Howell noted that residents sometimes claim to be feeding turkeys, but this feeding can also attract other species. For example, if deer are drawn to feeding sites, they can attract mountain lions and pose a safety threat to neighbors. Howell added that several examples of unlawful feeding of wildlife have been turned in recently in the Polson area.“The most recent incident in the Polson area was probably the worse example I have seen in my 9 years. Hay and salt blocks were actually delivered to the residence just for the deer (see pictures attached)”. The landowner does not own livestock. “Nearly 30 turkeys and countless deer were feeding on the pile when I arrived.” Another incident has been recently reported to Howell in the Ronan area. “Lots of turkeys are being fed which is attracting deer, and concerned neighbors are reporting seeing mountain lions in the area”. “I try to educate folks on the law, and give them a chance to clean up the attractants and stop the feeding by issuing a written warning first. If the feeding does not stop then I will issue a citation”.Officials with the Confederated Salish and Kootenai Tribes (CSKT) note the Tribes have collaborated on information for the public on Living with Balance with mountain lions and grizzly bears and provided countless hours of education to farmers and ranchers, schools and the community about ways to reduce conflict with wildlife. Feeding wildlife is counter to all tribal efforts to reduce wildlife losses and minimize potential human wildlife conflicts.
–Here is the text to MCA 87-6-216:
87-6-216. Unlawful supplemental feeding. (1) A person may not provide supplemental feed attractants to game animals by:
(a) purposely or knowingly attracting any cloven-hoofed ungulates, bears, or mountain lions with supplemental feed attractants;
(b) after having received a previous warning, negligently failing to properly store supplemental feed attractants and allowing any cloven-hoofed ungulates, bears, or mountain lions access to the supplemental feed attractants; or
(c) purposely or knowingly providing supplemental feed attractants in a manner that results in an artificial concentration of game animals that may potentially contribute to the transmission of disease or that constitutes a threat to public safety.
(2) A person is not subject to civil or criminal liability under this section if the person is engaged in:
(a) the normal feeding of livestock;
(b) a normal agricultural practice;
(c) cultivation of a lawn or garden;
(d) the commercial processing of garbage; or

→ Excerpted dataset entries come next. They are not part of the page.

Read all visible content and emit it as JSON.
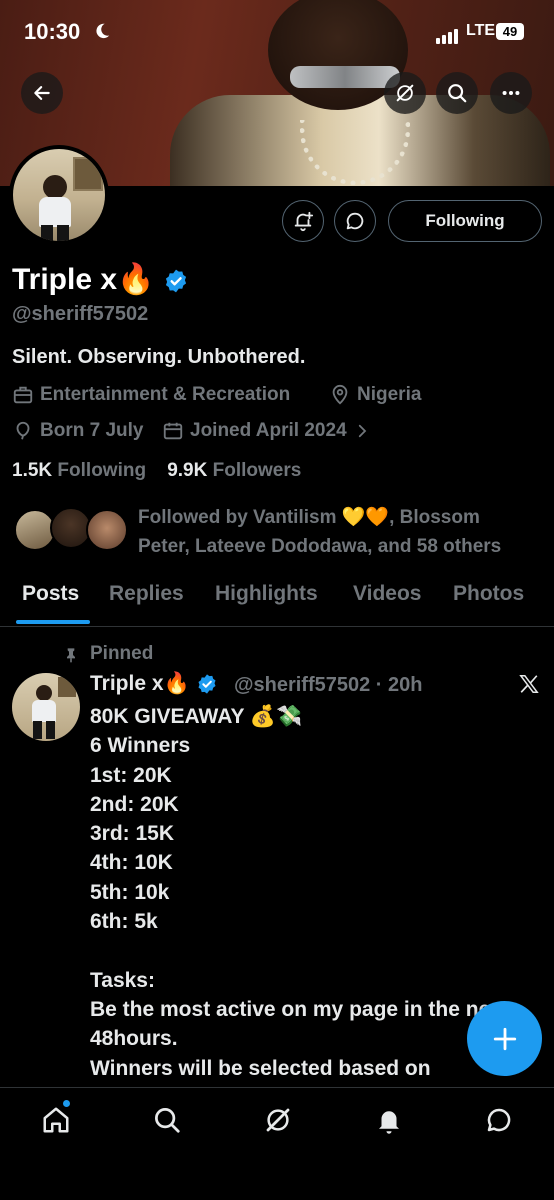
{
  "status_bar": {
    "time": "10:30",
    "network": "LTE",
    "battery": "49"
  },
  "profile": {
    "display_name": "Triple x🔥",
    "handle": "@sheriff57502",
    "bio": "Silent. Observing. Unbothered.",
    "category": "Entertainment & Recreation",
    "location": "Nigeria",
    "birthday": "Born 7 July",
    "joined": "Joined April 2024",
    "following_count": "1.5K",
    "following_label": "Following",
    "followers_count": "9.9K",
    "followers_label": "Followers",
    "followed_by_line1": "Followed by Vantilism 💛🧡, Blossom",
    "followed_by_line2": "Peter, Lateeve Dododawa, and 58 others"
  },
  "actions": {
    "following_button": "Following"
  },
  "tabs": [
    {
      "label": "Posts",
      "active": true
    },
    {
      "label": "Replies",
      "active": false
    },
    {
      "label": "Highlights",
      "active": false
    },
    {
      "label": "Videos",
      "active": false
    },
    {
      "label": "Photos",
      "active": false
    }
  ],
  "pinned_post": {
    "pinned_label": "Pinned",
    "author": "Triple x🔥",
    "handle_time": "@sheriff57502 · 20h",
    "text": "80K GIVEAWAY 💰💸\n6 Winners\n1st: 20K\n2nd: 20K\n3rd: 15K\n4th: 10K\n5th: 10k\n6th: 5k\n\nTasks:\nBe the most active on my page in the next 48hours.\nWinners will be selected based on highest engagement, will"
  },
  "colors": {
    "accent": "#1d9bf0",
    "background": "#000000",
    "muted": "#71767b",
    "text": "#e7e9ea"
  },
  "icons": {
    "back": "arrow-left-icon",
    "grok": "grok-icon",
    "search": "search-icon",
    "more": "more-dots-icon",
    "notify": "bell-plus-icon",
    "message": "chat-bubble-icon",
    "nav": [
      "home-icon",
      "search-icon",
      "grok-icon",
      "bell-icon",
      "chat-bubble-icon"
    ]
  }
}
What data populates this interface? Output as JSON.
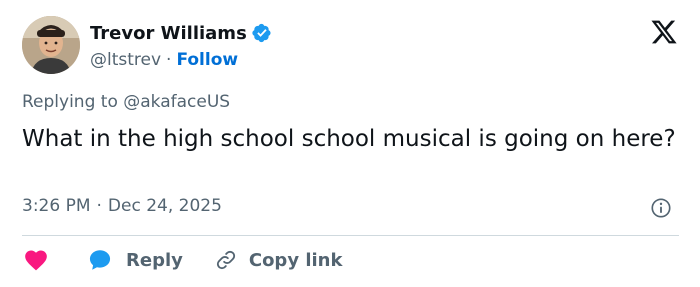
{
  "author": {
    "display_name": "Trevor Williams",
    "handle": "@ltstrev",
    "separator": "·",
    "follow_label": "Follow"
  },
  "reply_context": {
    "prefix": "Replying to ",
    "mention": "@akafaceUS"
  },
  "tweet": {
    "text": "What in the high school school musical is going on here?",
    "time": "3:26 PM",
    "separator": "·",
    "date": "Dec 24, 2025"
  },
  "actions": {
    "like_count": "",
    "reply_label": "Reply",
    "copy_link_label": "Copy link"
  },
  "colors": {
    "accent": "#006fd6",
    "like": "#f91880",
    "reply": "#1d9bf0",
    "secondary_text": "#536471"
  },
  "icons": [
    "verified-badge-icon",
    "x-logo-icon",
    "info-icon",
    "heart-icon",
    "reply-bubble-icon",
    "link-icon"
  ]
}
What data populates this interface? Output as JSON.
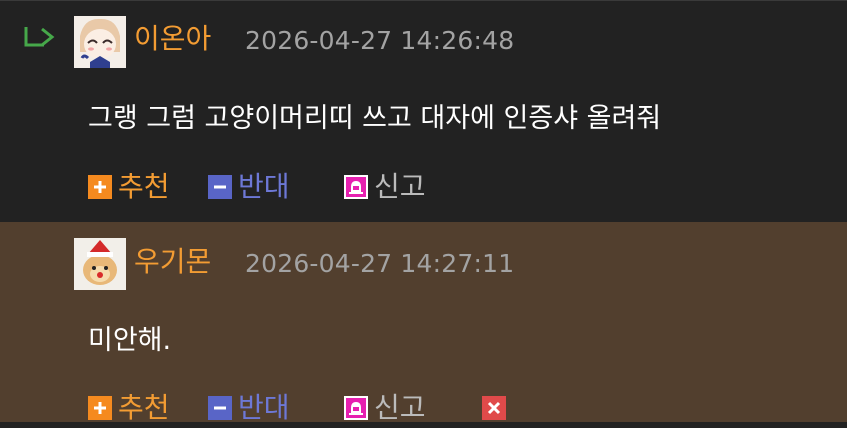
{
  "comments": [
    {
      "nickname": "이온아",
      "timestamp": "2026-04-27 14:26:48",
      "text": "그랭 그럼 고양이머리띠 쓰고 대자에 인증샤 올려줘",
      "actions": {
        "upvote": "추천",
        "downvote": "반대",
        "report": "신고"
      }
    },
    {
      "nickname": "우기몬",
      "timestamp": "2026-04-27 14:27:11",
      "text": "미안해.",
      "actions": {
        "upvote": "추천",
        "downvote": "반대",
        "report": "신고"
      }
    }
  ],
  "icons": {
    "reply": "reply-arrow-icon",
    "upvote": "plus-icon",
    "downvote": "minus-icon",
    "report": "siren-icon",
    "delete": "close-icon"
  },
  "colors": {
    "nickname": "#f39c33",
    "upvote": "#f58a1f",
    "downvote": "#5965c7",
    "report": "#e620b0",
    "delete": "#e04a4a",
    "reply_bg": "#222222",
    "comment_bg": "#523f2e"
  }
}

(e) recreational feeding of birds unless, after having received a previous warning by the department, the person continues to feed birds in a manner that attracts cloven-hoofed ungulates or bears and that may contribute to the transmission of disease or constitute a threat to public safety.
(3) This section does not apply to supplemental feeding activities conducted by the department for disease control purposes.
(4) A person convicted of a violation of this section shall be fined not less than $50 or more than $1,000 or be imprisoned in the county detention center for not more than 6 months, or both. In addition, the person, upon conviction or forfeiture of bond or bail, may be subject to forfeiture of any current hunting, fishing, or trapping license issued by this state and the privilege to hunt, fish, or trap in this state or to use state lands, as defined in 77-1-101, for recreational purposes for a period of time set by the court.